Shirlette Ammons isn’t interested in staying in her lane. Best known for her work as a musician, she is also a poet, filmmaker, and activist who claims both rural and urban. Her childhood in the tiny eastern North Carolina community of Beautancus influences her creative voice just as much as Durham, the town she now calls home. In an interview for the North Carolina Arts Council’s 50 for 50 project, Shirlette reflected on how those places shape her sound.
You grew up in eastern North Carolina. Will you talk about the creative context you grew up in and how it shaped your identity as an artist?
I have a twin sister and we grew up in rural North Carolina. We didn’t have a lot of money, but we had a lot of open space, and we were really imaginative. My first performance was for a corn field that we imagined as an arena of people, so I’ve always been creative and always had that outlet.
I grew up in church, and I always sang in the choir and recited Easter speeches as we call them – [they are] poems in essence. I always wrote short stories and drew, so I was always inclined to be creative and was always encouraged to be outside. Probably the best thing about growing up in eastern North Carolina is space…open land…and the ability to look out over the span of nothingness for miles and think. I grew up with a wonderful backdrop for becoming a creative person.

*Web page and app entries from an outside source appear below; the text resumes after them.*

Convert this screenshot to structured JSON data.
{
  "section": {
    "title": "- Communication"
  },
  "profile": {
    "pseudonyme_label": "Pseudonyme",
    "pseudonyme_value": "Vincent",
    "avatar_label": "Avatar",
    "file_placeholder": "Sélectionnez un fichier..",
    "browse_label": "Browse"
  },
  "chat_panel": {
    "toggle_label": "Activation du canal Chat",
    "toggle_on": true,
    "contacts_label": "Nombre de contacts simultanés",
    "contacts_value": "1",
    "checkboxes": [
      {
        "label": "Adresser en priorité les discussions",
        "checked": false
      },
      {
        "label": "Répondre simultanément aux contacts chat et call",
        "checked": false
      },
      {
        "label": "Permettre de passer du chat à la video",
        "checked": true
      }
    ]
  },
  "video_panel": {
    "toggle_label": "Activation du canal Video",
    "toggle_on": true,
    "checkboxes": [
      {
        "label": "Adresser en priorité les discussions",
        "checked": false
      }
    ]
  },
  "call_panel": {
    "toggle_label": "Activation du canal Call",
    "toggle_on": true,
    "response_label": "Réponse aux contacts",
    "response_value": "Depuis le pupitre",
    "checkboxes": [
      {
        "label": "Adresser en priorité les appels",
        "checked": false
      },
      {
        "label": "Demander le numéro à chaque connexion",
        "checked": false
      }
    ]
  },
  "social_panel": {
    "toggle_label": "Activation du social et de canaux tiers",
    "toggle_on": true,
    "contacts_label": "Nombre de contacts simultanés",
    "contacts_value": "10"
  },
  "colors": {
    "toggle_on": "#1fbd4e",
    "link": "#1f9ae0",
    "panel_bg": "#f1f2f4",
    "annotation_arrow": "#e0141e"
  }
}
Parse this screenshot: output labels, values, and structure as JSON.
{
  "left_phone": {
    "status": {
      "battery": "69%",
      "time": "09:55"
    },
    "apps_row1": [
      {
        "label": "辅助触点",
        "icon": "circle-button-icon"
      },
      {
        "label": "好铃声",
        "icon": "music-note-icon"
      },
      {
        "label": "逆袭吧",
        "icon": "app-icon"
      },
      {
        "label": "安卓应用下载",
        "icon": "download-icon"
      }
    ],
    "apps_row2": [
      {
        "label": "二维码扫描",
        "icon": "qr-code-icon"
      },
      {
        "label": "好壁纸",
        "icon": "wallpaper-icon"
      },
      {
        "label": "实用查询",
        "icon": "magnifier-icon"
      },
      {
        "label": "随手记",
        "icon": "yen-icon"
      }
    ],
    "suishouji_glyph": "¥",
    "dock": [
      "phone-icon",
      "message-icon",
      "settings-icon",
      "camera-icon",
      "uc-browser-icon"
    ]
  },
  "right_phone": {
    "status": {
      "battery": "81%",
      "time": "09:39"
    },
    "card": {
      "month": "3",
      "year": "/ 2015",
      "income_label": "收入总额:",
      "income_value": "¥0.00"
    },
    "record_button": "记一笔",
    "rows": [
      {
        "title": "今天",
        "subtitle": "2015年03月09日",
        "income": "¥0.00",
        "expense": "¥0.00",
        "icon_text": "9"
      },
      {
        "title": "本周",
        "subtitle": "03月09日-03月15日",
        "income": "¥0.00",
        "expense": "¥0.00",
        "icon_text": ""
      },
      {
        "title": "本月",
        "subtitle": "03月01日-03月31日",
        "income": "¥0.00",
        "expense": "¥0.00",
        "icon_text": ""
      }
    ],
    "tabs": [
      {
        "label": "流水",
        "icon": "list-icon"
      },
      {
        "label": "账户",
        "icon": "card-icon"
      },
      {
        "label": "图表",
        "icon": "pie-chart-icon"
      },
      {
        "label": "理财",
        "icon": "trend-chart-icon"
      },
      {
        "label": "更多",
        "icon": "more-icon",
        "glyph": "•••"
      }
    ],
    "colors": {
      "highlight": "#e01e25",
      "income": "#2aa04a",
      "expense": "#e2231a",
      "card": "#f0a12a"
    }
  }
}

You are now a Durhamite. Will you speak to what makes Durham a good community for you to work as an artist?
I love Durham. It’s like any place that has its complexities, but for me it’s been a wonderful place to challenge myself as an artist…to reach beyond my own personal safety zones and work outside of the genres that I’ve been prescribed that I never actuallyreally ever claimed myself. Coming to Durham gave me an opportunity to really shake loose those labels that I didn’t want to own and meet creatives who I otherwise wouldn’t know, who I would not have had the opportunity to work with.
Every song on my last record Language Barrier has a different artist on it. Every artist is of boundless genres, and I’m into that. That’s kind of how I envision my life being [with] these really malleable boundaries that Durham has helped me decide how and when to challenge. I think that’s the spirt of Durham — not just musically, but also in terms of social activism. A lot of folks I know here in Durham are both those things. They are artists, and they are activists, and they negotiate both things in everything they do and celebrate those things in everything they do.
Arts are important to elevating people’s voices. The arts are important to cultivating new ideas, and also to bringing people together – not in this superficial “we’re all the same way,” but in a way that celebrates all the differences that make us unique and important and valid. That’s something I think is inherent to a democratic society. I think that’s part of any framework of a place that is required to support and celebrate humanity. There’s no way you can support the intellectual growth of a place without supporting the creative growth of a place.
Durham is complicated. There’s a really strong history of black artists who have come through here to perform. The Chitlin’ Circuit ran through here. That’s important history to be familiar with. I’m proud to claim Durham, and I think it’s up to us as artists to really make sure that what we create here is reflective of everybody and the Durham we want to see and leave behind.